[[ Dataset extract, beginning ]]

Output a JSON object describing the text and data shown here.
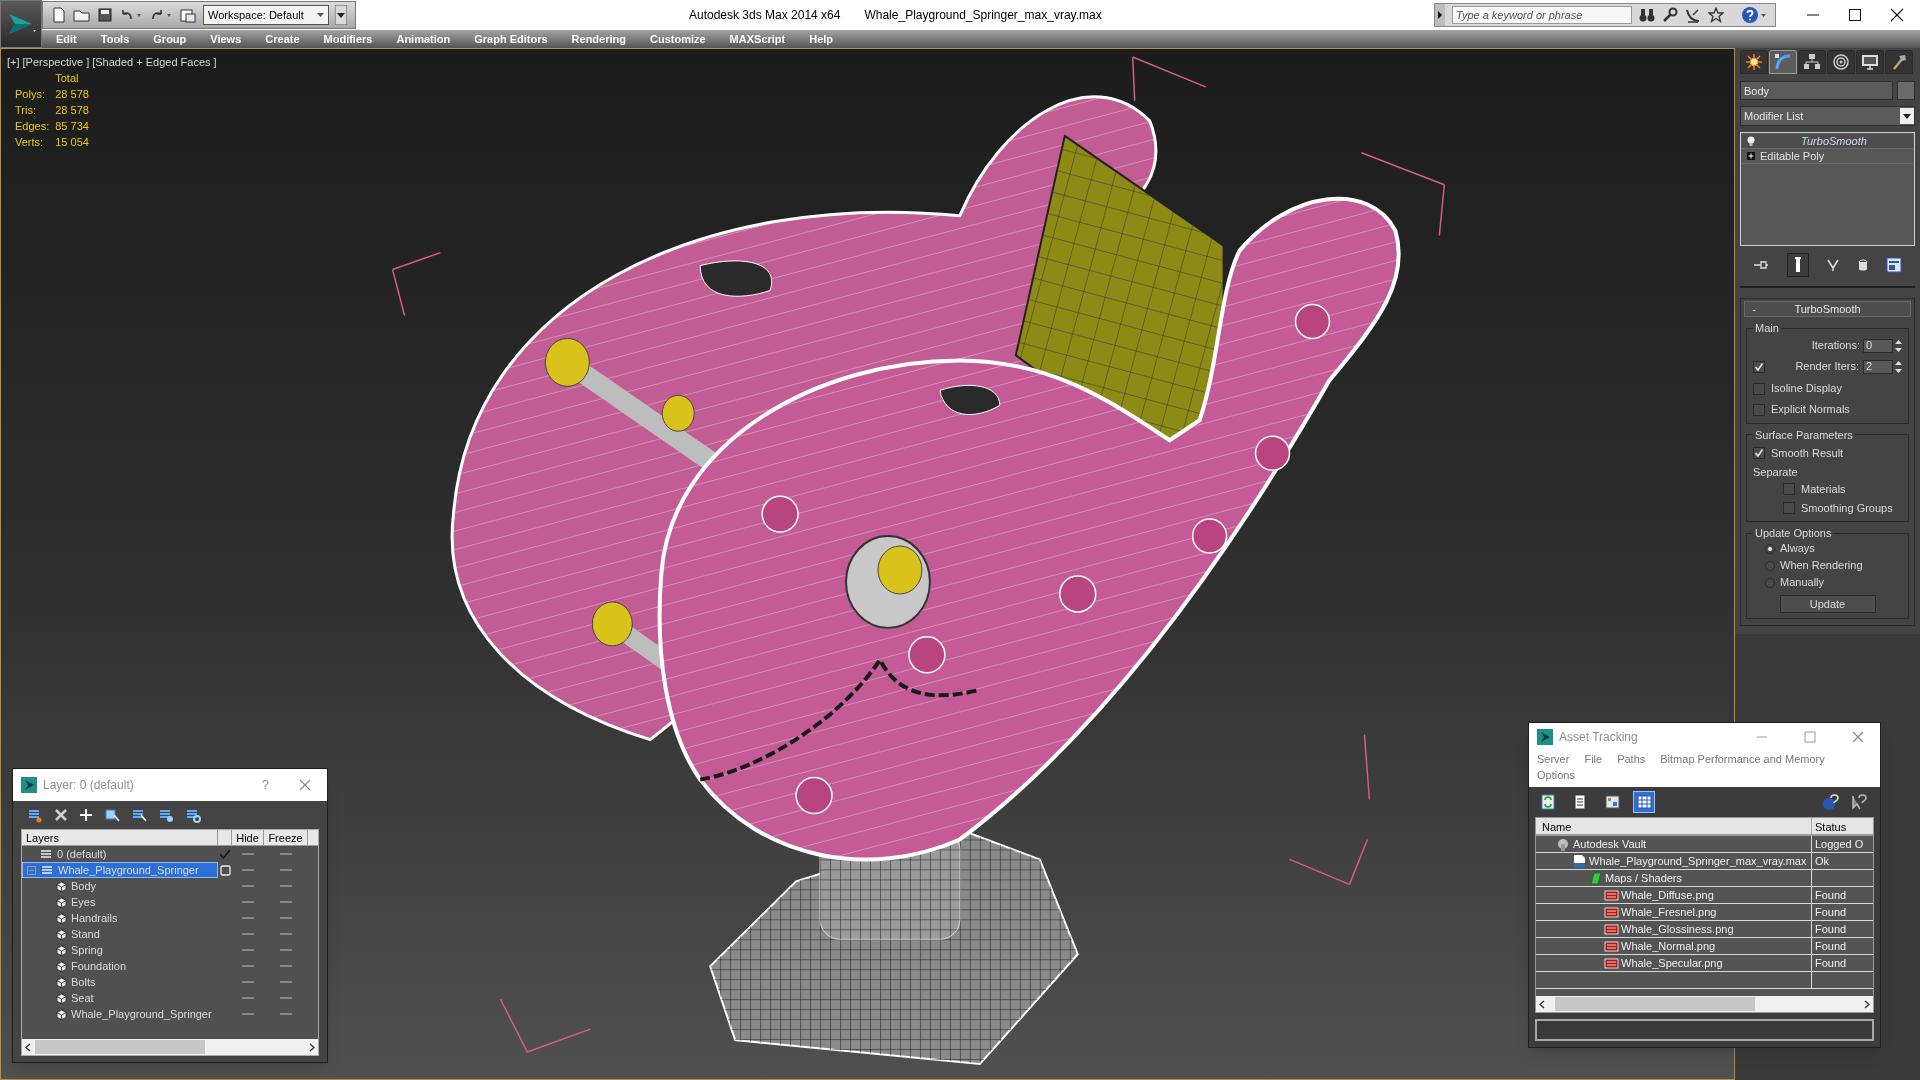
{
  "window": {
    "title": "Autodesk 3ds Max  2014 x64",
    "file": "Whale_Playground_Springer_max_vray.max"
  },
  "quick_access": {
    "workspace": "Workspace: Default"
  },
  "search": {
    "placeholder": "Type a keyword or phrase"
  },
  "menu": [
    "Edit",
    "Tools",
    "Group",
    "Views",
    "Create",
    "Modifiers",
    "Animation",
    "Graph Editors",
    "Rendering",
    "Customize",
    "MAXScript",
    "Help"
  ],
  "viewport": {
    "labels": [
      "[+]",
      "[Perspective ]",
      "[Shaded + Edged Faces ]"
    ],
    "stats": {
      "header": "Total",
      "rows": [
        {
          "label": "Polys:",
          "value": "28 578"
        },
        {
          "label": "Tris:",
          "value": "28 578"
        },
        {
          "label": "Edges:",
          "value": "85 734"
        },
        {
          "label": "Verts:",
          "value": "15 054"
        }
      ]
    }
  },
  "command_panel": {
    "tabs": [
      {
        "kind": "create",
        "selected": false
      },
      {
        "kind": "modify",
        "selected": true
      },
      {
        "kind": "hierarchy",
        "selected": false
      },
      {
        "kind": "motion",
        "selected": false
      },
      {
        "kind": "display",
        "selected": false
      },
      {
        "kind": "utilities",
        "selected": false
      }
    ],
    "object_name": "Body",
    "modifier_list": "Modifier List",
    "stack": [
      {
        "kind": "modifier",
        "label": "TurboSmooth",
        "selected": true
      },
      {
        "kind": "base_object",
        "label": "Editable Poly",
        "selected": false
      }
    ],
    "rollout": {
      "toggle": "-",
      "title": "TurboSmooth",
      "groups": [
        {
          "title": "Main",
          "controls": [
            {
              "kind": "spinner",
              "label": "Iterations:",
              "value": "0"
            },
            {
              "kind": "check_spinner",
              "label": "Render Iters:",
              "value": "2",
              "checked": true
            },
            {
              "kind": "checkbox",
              "label": "Isoline Display",
              "checked": false
            },
            {
              "kind": "checkbox",
              "label": "Explicit Normals",
              "checked": false
            }
          ]
        },
        {
          "title": "Surface Parameters",
          "controls": [
            {
              "kind": "checkbox",
              "label": "Smooth Result",
              "checked": true
            },
            {
              "kind": "text",
              "label": "Separate"
            },
            {
              "kind": "sub_checkbox",
              "label": "Materials",
              "checked": false
            },
            {
              "kind": "sub_checkbox",
              "label": "Smoothing Groups",
              "checked": false
            }
          ]
        },
        {
          "title": "Update Options",
          "controls": [
            {
              "kind": "radio",
              "label": "Always",
              "selected": true
            },
            {
              "kind": "radio",
              "label": "When Rendering",
              "selected": false
            },
            {
              "kind": "radio",
              "label": "Manually",
              "selected": false
            },
            {
              "kind": "button",
              "label": "Update"
            }
          ]
        }
      ]
    }
  },
  "layer_dialog": {
    "title": "Layer: 0 (default)",
    "help": "?",
    "columns": [
      "Layers",
      "Hide",
      "Freeze"
    ],
    "layers": [
      {
        "kind": "layer",
        "name": "0 (default)",
        "current": true,
        "selected": false,
        "hidden": false,
        "frozen": false
      },
      {
        "kind": "layer",
        "name": "Whale_Playground_Springer",
        "current": false,
        "selected": true,
        "expanded": true,
        "hidden": false,
        "frozen": false,
        "children": [
          {
            "kind": "object",
            "name": "Body",
            "hidden": false,
            "frozen": false
          },
          {
            "kind": "object",
            "name": "Eyes",
            "hidden": false,
            "frozen": false
          },
          {
            "kind": "object",
            "name": "Handrails",
            "hidden": false,
            "frozen": false
          },
          {
            "kind": "object",
            "name": "Stand",
            "hidden": false,
            "frozen": false
          },
          {
            "kind": "object",
            "name": "Spring",
            "hidden": false,
            "frozen": false
          },
          {
            "kind": "object",
            "name": "Foundation",
            "hidden": false,
            "frozen": false
          },
          {
            "kind": "object",
            "name": "Bolts",
            "hidden": false,
            "frozen": false
          },
          {
            "kind": "object",
            "name": "Seat",
            "hidden": false,
            "frozen": false
          },
          {
            "kind": "object",
            "name": "Whale_Playground_Springer",
            "hidden": false,
            "frozen": false
          }
        ]
      }
    ]
  },
  "asset_tracking": {
    "title": "Asset Tracking",
    "menu": [
      "Server",
      "File",
      "Paths",
      "Bitmap Performance and Memory",
      "Options"
    ],
    "toolbar": [
      {
        "kind": "refresh",
        "selected": false
      },
      {
        "kind": "list",
        "selected": false
      },
      {
        "kind": "thumbnails",
        "selected": false
      },
      {
        "kind": "table",
        "selected": true
      }
    ],
    "columns": [
      "Name",
      "Status"
    ],
    "tree": [
      {
        "kind": "vault",
        "name": "Autodesk Vault",
        "status": "Logged O",
        "children": [
          {
            "kind": "max",
            "name": "Whale_Playground_Springer_max_vray.max",
            "status": "Ok",
            "children": [
              {
                "kind": "folder",
                "name": "Maps / Shaders",
                "children": [
                  {
                    "kind": "png",
                    "name": "Whale_Diffuse.png",
                    "status": "Found"
                  },
                  {
                    "kind": "png",
                    "name": "Whale_Fresnel.png",
                    "status": "Found"
                  },
                  {
                    "kind": "png",
                    "name": "Whale_Glossiness.png",
                    "status": "Found"
                  },
                  {
                    "kind": "png",
                    "name": "Whale_Normal.png",
                    "status": "Found"
                  },
                  {
                    "kind": "png",
                    "name": "Whale_Specular.png",
                    "status": "Found"
                  }
                ]
              }
            ]
          }
        ]
      }
    ]
  }
}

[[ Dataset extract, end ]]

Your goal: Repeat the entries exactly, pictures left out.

Response below:
Output a JSON object describing the text and data shown here.
{
  "window": {
    "title": "Autodesk 3ds Max  2014 x64",
    "file": "Whale_Playground_Springer_max_vray.max"
  },
  "quick_access": {
    "workspace": "Workspace: Default"
  },
  "search": {
    "placeholder": "Type a keyword or phrase"
  },
  "menu": [
    "Edit",
    "Tools",
    "Group",
    "Views",
    "Create",
    "Modifiers",
    "Animation",
    "Graph Editors",
    "Rendering",
    "Customize",
    "MAXScript",
    "Help"
  ],
  "viewport": {
    "labels": [
      "[+]",
      "[Perspective ]",
      "[Shaded + Edged Faces ]"
    ],
    "stats": {
      "header": "Total",
      "rows": [
        {
          "label": "Polys:",
          "value": "28 578"
        },
        {
          "label": "Tris:",
          "value": "28 578"
        },
        {
          "label": "Edges:",
          "value": "85 734"
        },
        {
          "label": "Verts:",
          "value": "15 054"
        }
      ]
    }
  },
  "command_panel": {
    "tabs": [
      {
        "kind": "create",
        "selected": false
      },
      {
        "kind": "modify",
        "selected": true
      },
      {
        "kind": "hierarchy",
        "selected": false
      },
      {
        "kind": "motion",
        "selected": false
      },
      {
        "kind": "display",
        "selected": false
      },
      {
        "kind": "utilities",
        "selected": false
      }
    ],
    "object_name": "Body",
    "modifier_list": "Modifier List",
    "stack": [
      {
        "kind": "modifier",
        "label": "TurboSmooth",
        "selected": true
      },
      {
        "kind": "base_object",
        "label": "Editable Poly",
        "selected": false
      }
    ],
    "rollout": {
      "toggle": "-",
      "title": "TurboSmooth",
      "groups": [
        {
          "title": "Main",
          "controls": [
            {
              "kind": "spinner",
              "label": "Iterations:",
              "value": "0"
            },
            {
              "kind": "check_spinner",
              "label": "Render Iters:",
              "value": "2",
              "checked": true
            },
            {
              "kind": "checkbox",
              "label": "Isoline Display",
              "checked": false
            },
            {
              "kind": "checkbox",
              "label": "Explicit Normals",
              "checked": false
            }
          ]
        },
        {
          "title": "Surface Parameters",
          "controls": [
            {
              "kind": "checkbox",
              "label": "Smooth Result",
              "checked": true
            },
            {
              "kind": "text",
              "label": "Separate"
            },
            {
              "kind": "sub_checkbox",
              "label": "Materials",
              "checked": false
            },
            {
              "kind": "sub_checkbox",
              "label": "Smoothing Groups",
              "checked": false
            }
          ]
        },
        {
          "title": "Update Options",
          "controls": [
            {
              "kind": "radio",
              "label": "Always",
              "selected": true
            },
            {
              "kind": "radio",
              "label": "When Rendering",
              "selected": false
            },
            {
              "kind": "radio",
              "label": "Manually",
              "selected": false
            },
            {
              "kind": "button",
              "label": "Update"
            }
          ]
        }
      ]
    }
  },
  "layer_dialog": {
    "title": "Layer: 0 (default)",
    "help": "?",
    "columns": [
      "Layers",
      "Hide",
      "Freeze"
    ],
    "layers": [
      {
        "kind": "layer",
        "name": "0 (default)",
        "current": true,
        "selected": false,
        "hidden": false,
        "frozen": false
      },
      {
        "kind": "layer",
        "name": "Whale_Playground_Springer",
        "current": false,
        "selected": true,
        "expanded": true,
        "hidden": false,
        "frozen": false,
        "children": [
          {
            "kind": "object",
            "name": "Body",
            "hidden": false,
            "frozen": false
          },
          {
            "kind": "object",
            "name": "Eyes",
            "hidden": false,
            "frozen": false
          },
          {
            "kind": "object",
            "name": "Handrails",
            "hidden": false,
            "frozen": false
          },
          {
            "kind": "object",
            "name": "Stand",
            "hidden": false,
            "frozen": false
          },
          {
            "kind": "object",
            "name": "Spring",
            "hidden": false,
            "frozen": false
          },
          {
            "kind": "object",
            "name": "Foundation",
            "hidden": false,
            "frozen": false
          },
          {
            "kind": "object",
            "name": "Bolts",
            "hidden": false,
            "frozen": false
          },
          {
            "kind": "object",
            "name": "Seat",
            "hidden": false,
            "frozen": false
          },
          {
            "kind": "object",
            "name": "Whale_Playground_Springer",
            "hidden": false,
            "frozen": false
          }
        ]
      }
    ]
  },
  "asset_tracking": {
    "title": "Asset Tracking",
    "menu": [
      "Server",
      "File",
      "Paths",
      "Bitmap Performance and Memory",
      "Options"
    ],
    "toolbar": [
      {
        "kind": "refresh",
        "selected": false
      },
      {
        "kind": "list",
        "selected": false
      },
      {
        "kind": "thumbnails",
        "selected": false
      },
      {
        "kind": "table",
        "selected": true
      }
    ],
    "columns": [
      "Name",
      "Status"
    ],
    "tree": [
      {
        "kind": "vault",
        "name": "Autodesk Vault",
        "status": "Logged O",
        "children": [
          {
            "kind": "max",
            "name": "Whale_Playground_Springer_max_vray.max",
            "status": "Ok",
            "children": [
              {
                "kind": "folder",
                "name": "Maps / Shaders",
                "children": [
                  {
                    "kind": "png",
                    "name": "Whale_Diffuse.png",
                    "status": "Found"
                  },
                  {
                    "kind": "png",
                    "name": "Whale_Fresnel.png",
                    "status": "Found"
                  },
                  {
                    "kind": "png",
                    "name": "Whale_Glossiness.png",
                    "status": "Found"
                  },
                  {
                    "kind": "png",
                    "name": "Whale_Normal.png",
                    "status": "Found"
                  },
                  {
                    "kind": "png",
                    "name": "Whale_Specular.png",
                    "status": "Found"
                  }
                ]
              }
            ]
          }
        ]
      }
    ]
  }
}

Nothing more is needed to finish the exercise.